- If the temperature drops near the 20°F mark, allow faucets connected to vulnerable pipes — those not protected in insulated spaces — to drip. This helps minimize the risk of burst pipes by relieving pressure if the pipes freeze.
- Replace washing machine supply hoses at least every five years. Consider using stainless-steel mesh hoses. Keep the machine properly balanced — over time, an unbalanced machine can move, pulling free the hose connections. Read Maintain Your Washer and Dryer for instructions on replacing hoses and balancing the washing machine.
- Consider turning off the water to the washing machine when it's not in use.
- Don't operate a dishwasher or washing machine while your house is unoccupied.
- Follow the manufacturer-specified maintenance for your appliances, including your water heater. Have the water heater inspected every couple of years.
Roof and Gutters
- Have your roof inspected every three years by a professional, but also check routinely for damage you can see from the ground — such as broken and missing shingles or damaged flashing. A poorly maintained roof can lead to leaks in the home and additional damage to the roof itself.
- If your roof doesn't have a drip edge or drip cap, consider having one added. This component helps keep water away from the roof deck and directs runoff into gutters.
- Keep gutters clear and well-maintained. Gutters that overflow, leak or don't drain properly allow water to seep into your roof and into your foundation, crawlspace or basement. See Gutter Cleaning and Repair for steps to keep your gutters working correctly.
- Make sure gutter downspouts direct rainwater away from the home's foundation. Use extensions to carry water at least 6 feet from the house.
Exterior Walls and Foundation
- Inspect the exterior of your home. Caulk around gaps at plumbing and ventilation entry and exit points. See How to Caulk for instructions. Repair cracked mortar joints.
- Check to see if roots from shrubs near your home have caused damage that can allow water to enter the foundation. You may need to remove shrubs that are close to the house to prevent problems. Roots can also damage and block in-ground pipes, causing leaks near the foundation and sewer backups in the home.

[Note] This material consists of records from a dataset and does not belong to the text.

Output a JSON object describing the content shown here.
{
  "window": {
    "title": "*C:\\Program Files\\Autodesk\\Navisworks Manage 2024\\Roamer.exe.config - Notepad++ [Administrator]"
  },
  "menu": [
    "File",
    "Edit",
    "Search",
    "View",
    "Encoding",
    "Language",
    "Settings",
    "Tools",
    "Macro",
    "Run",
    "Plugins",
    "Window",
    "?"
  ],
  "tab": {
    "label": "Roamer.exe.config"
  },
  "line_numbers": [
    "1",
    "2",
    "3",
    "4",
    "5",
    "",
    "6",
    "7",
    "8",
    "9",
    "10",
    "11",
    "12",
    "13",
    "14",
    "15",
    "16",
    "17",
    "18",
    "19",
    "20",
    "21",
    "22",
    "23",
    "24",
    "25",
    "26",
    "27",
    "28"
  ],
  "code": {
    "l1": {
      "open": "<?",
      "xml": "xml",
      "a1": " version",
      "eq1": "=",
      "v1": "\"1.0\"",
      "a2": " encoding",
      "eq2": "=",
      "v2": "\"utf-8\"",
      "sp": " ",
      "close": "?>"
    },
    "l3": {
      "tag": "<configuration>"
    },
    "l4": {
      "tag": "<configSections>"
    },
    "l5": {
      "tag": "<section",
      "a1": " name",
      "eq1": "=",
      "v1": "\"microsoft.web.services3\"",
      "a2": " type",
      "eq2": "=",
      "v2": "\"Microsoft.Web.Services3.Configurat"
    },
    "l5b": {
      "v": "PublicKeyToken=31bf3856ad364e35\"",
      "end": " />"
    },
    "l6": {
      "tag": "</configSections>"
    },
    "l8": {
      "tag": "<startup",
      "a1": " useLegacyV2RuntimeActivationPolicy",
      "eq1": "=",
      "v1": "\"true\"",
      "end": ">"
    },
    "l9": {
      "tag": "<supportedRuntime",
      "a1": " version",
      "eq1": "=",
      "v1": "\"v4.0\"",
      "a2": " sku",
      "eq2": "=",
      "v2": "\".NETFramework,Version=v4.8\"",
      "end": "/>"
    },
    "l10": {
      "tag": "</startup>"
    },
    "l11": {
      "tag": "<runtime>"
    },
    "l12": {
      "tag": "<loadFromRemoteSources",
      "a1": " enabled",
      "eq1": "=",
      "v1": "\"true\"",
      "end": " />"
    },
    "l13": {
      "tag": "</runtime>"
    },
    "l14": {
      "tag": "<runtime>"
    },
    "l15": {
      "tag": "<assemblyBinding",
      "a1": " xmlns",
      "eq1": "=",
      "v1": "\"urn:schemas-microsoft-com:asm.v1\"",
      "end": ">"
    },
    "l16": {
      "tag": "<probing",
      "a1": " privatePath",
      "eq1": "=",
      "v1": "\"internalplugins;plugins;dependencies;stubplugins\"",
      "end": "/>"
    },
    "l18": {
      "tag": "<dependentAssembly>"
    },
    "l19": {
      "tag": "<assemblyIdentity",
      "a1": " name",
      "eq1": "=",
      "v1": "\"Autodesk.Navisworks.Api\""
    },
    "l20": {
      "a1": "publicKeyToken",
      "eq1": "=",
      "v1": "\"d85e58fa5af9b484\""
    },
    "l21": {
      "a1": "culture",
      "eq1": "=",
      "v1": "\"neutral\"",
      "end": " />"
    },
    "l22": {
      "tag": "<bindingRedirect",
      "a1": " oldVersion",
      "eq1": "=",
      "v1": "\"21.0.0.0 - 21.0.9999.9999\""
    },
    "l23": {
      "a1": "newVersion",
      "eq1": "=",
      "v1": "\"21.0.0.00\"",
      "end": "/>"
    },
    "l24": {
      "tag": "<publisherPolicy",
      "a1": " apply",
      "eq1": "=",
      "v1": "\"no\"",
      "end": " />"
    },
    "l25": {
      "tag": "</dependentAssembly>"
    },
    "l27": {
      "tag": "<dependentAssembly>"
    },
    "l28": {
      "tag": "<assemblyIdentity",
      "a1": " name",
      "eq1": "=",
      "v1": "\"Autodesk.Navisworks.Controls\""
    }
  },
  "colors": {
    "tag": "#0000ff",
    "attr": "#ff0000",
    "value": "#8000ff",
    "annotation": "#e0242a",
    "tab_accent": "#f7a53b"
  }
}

- Keep shrubbery beds and other landscape features sloped to direct water away from the home.
- Look for evidence of erosion or settling at the foundation that can indicate water problems.
Additional Tips to Avoid Water Damage
- Have your attic ventilation and insulation inspected annually and seal gaps that allow warm air into the attic — such as those around access doors and light fixtures. When warm air collects in the attic, it can lead to the formation of an ice dam — ice around the eaves that causes water from melting snow and ice to back up under the shingles and leak into your home.
- If you have a sump pump, test it several times during the year. Follow the manufacturer's maintenance instructions.
- Check your water pressure with a pressure gauge; typically these screw onto a hose bib. The pressure in an average home is around 50 to 70 pounds per square inch (psi). Higher pressure causes extra stress on pipes and fittings and can lead to leaks.
- Inspect tile and grout around showers and tubs. Make any necessary repairs. Read Replace a Broken Ceramic Tile and Repair Tile Grout for step-by-step instructions.
- Check for leaks around windows during rains and seal any you find.
- Use exhaust fans in the kitchen and bathroom to move excess moisture out of the house. Moisture in the air can condense on cool surfaces and cause problems. Read Controlling Moisture and Humidity in the Home for more ways to reduce indoor moisture.
- Locate your water shut-off valve so you can quickly turn off water to the home in an emergency. See Shut Off Your Home Water Supply for instructions on locating the valve.